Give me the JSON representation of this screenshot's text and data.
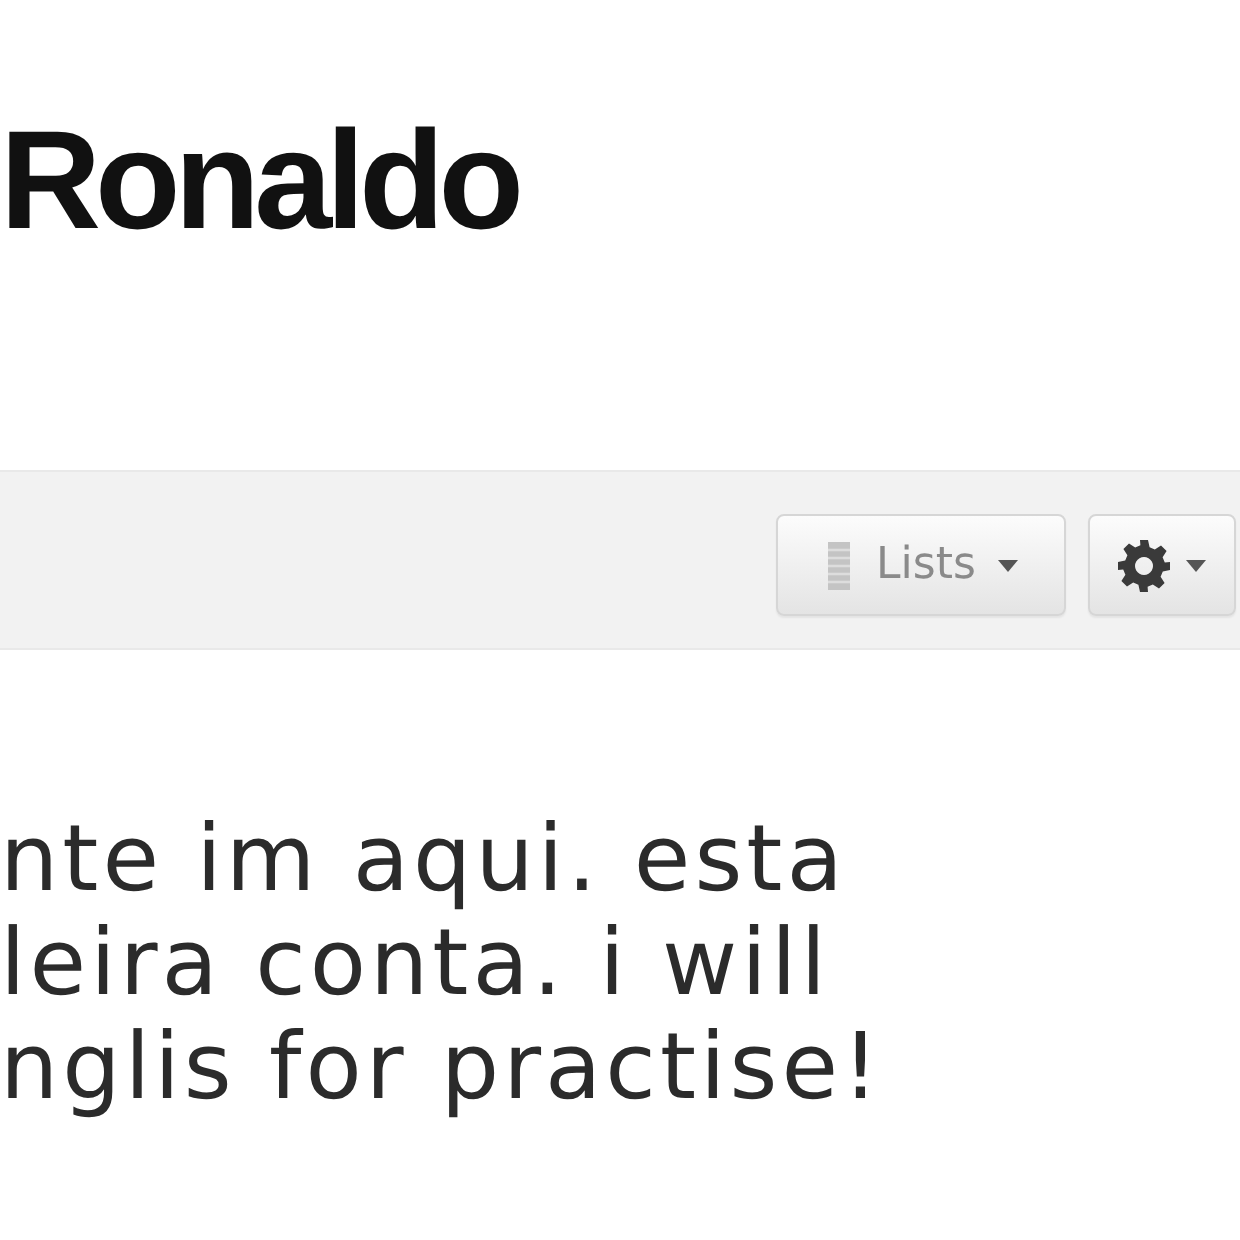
{
  "profile": {
    "name": "Ronaldo"
  },
  "toolbar": {
    "buttons": [
      {
        "kind": "lists",
        "label": "Lists"
      },
      {
        "kind": "settings"
      }
    ]
  },
  "tweet": {
    "lines": [
      "nte im aqui. esta",
      "leira conta. i will",
      "nglis for practise!"
    ]
  }
}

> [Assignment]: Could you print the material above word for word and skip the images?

> [Written response]:
Give me the JSON representation of this screenshot's text and data.
{
  "profile": {
    "name": "Ronaldo"
  },
  "toolbar": {
    "buttons": [
      {
        "kind": "lists",
        "label": "Lists"
      },
      {
        "kind": "settings"
      }
    ]
  },
  "tweet": {
    "lines": [
      "nte im aqui. esta",
      "leira conta. i will",
      "nglis for practise!"
    ]
  }
}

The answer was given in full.